ASSIGNMENT - Filter the listing below down to the lines with the word "Apply" and copy those.
Segment Start: DATA FOR THIS TASK
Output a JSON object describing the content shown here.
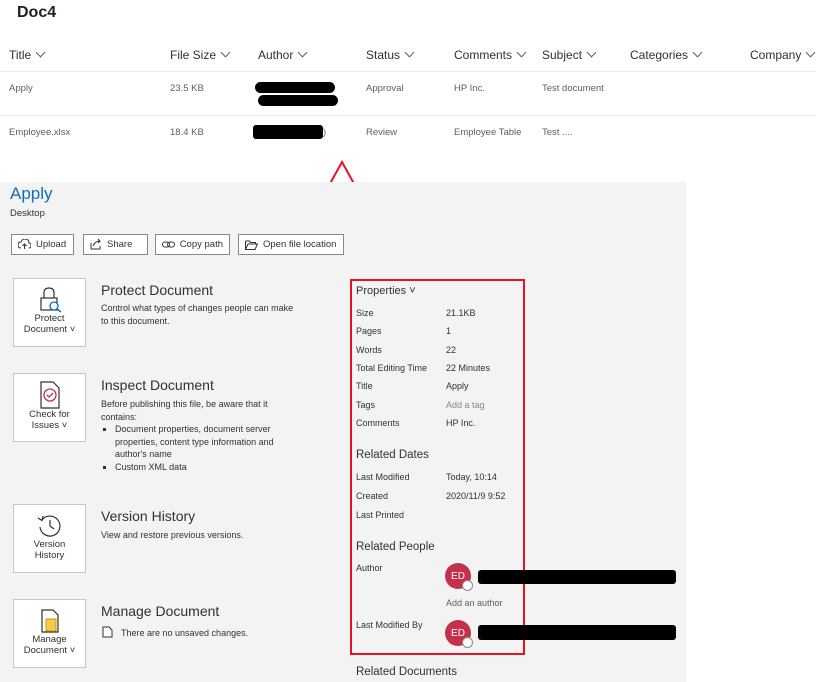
{
  "doc_title": "Doc4",
  "columns": [
    "Title",
    "File Size",
    "Author",
    "Status",
    "Comments",
    "Subject",
    "Categories",
    "Company"
  ],
  "rows": [
    {
      "title": "Apply",
      "size": "23.5 KB",
      "status": "Approval",
      "comments": "HP Inc.",
      "subject": "Test document"
    },
    {
      "title": "Employee.xlsx",
      "size": "18.4 KB",
      "author_tail": ")",
      "status": "Review",
      "comments": "Employee Table",
      "subject": "Test ...."
    }
  ],
  "info": {
    "title": "Apply",
    "location": "Desktop",
    "buttons": {
      "upload": "Upload",
      "share": "Share",
      "copy_path": "Copy path",
      "open_location": "Open file location"
    }
  },
  "sections": {
    "protect": {
      "tile_line1": "Protect",
      "tile_line2": "Document",
      "heading": "Protect Document",
      "desc": "Control what types of changes people can make to this document."
    },
    "inspect": {
      "tile_line1": "Check for",
      "tile_line2": "Issues",
      "heading": "Inspect Document",
      "desc": "Before publishing this file, be aware that it contains:",
      "bullets": [
        "Document properties, document server properties, content type information and author's name",
        "Custom XML data"
      ]
    },
    "version": {
      "tile_line1": "Version",
      "tile_line2": "History",
      "heading": "Version History",
      "desc": "View and restore previous versions."
    },
    "manage": {
      "tile_line1": "Manage",
      "tile_line2": "Document",
      "heading": "Manage Document",
      "desc": "There are no unsaved changes."
    }
  },
  "properties": {
    "heading": "Properties",
    "items": [
      {
        "label": "Size",
        "value": "21.1KB"
      },
      {
        "label": "Pages",
        "value": "1"
      },
      {
        "label": "Words",
        "value": "22"
      },
      {
        "label": "Total Editing Time",
        "value": "22 Minutes"
      },
      {
        "label": "Title",
        "value": "Apply"
      },
      {
        "label": "Tags",
        "value": "Add a tag"
      },
      {
        "label": "Comments",
        "value": "HP Inc."
      }
    ],
    "related_dates": {
      "heading": "Related Dates",
      "items": [
        {
          "label": "Last Modified",
          "value": "Today, 10:14"
        },
        {
          "label": "Created",
          "value": "2020/11/9 9:52"
        },
        {
          "label": "Last Printed",
          "value": ""
        }
      ]
    },
    "related_people": {
      "heading": "Related People",
      "author_label": "Author",
      "author_initials": "ED",
      "add_author": "Add an author",
      "last_modified_label": "Last Modified By",
      "last_modified_initials": "ED"
    },
    "related_documents": "Related Documents"
  },
  "colors": {
    "accent": "#0f6cbd",
    "highlight": "#e81123",
    "avatar": "#c4314b"
  }
}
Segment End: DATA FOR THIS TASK
ANSWER -
      "title": "Apply",
    "title": "Apply",
        "value": "Apply"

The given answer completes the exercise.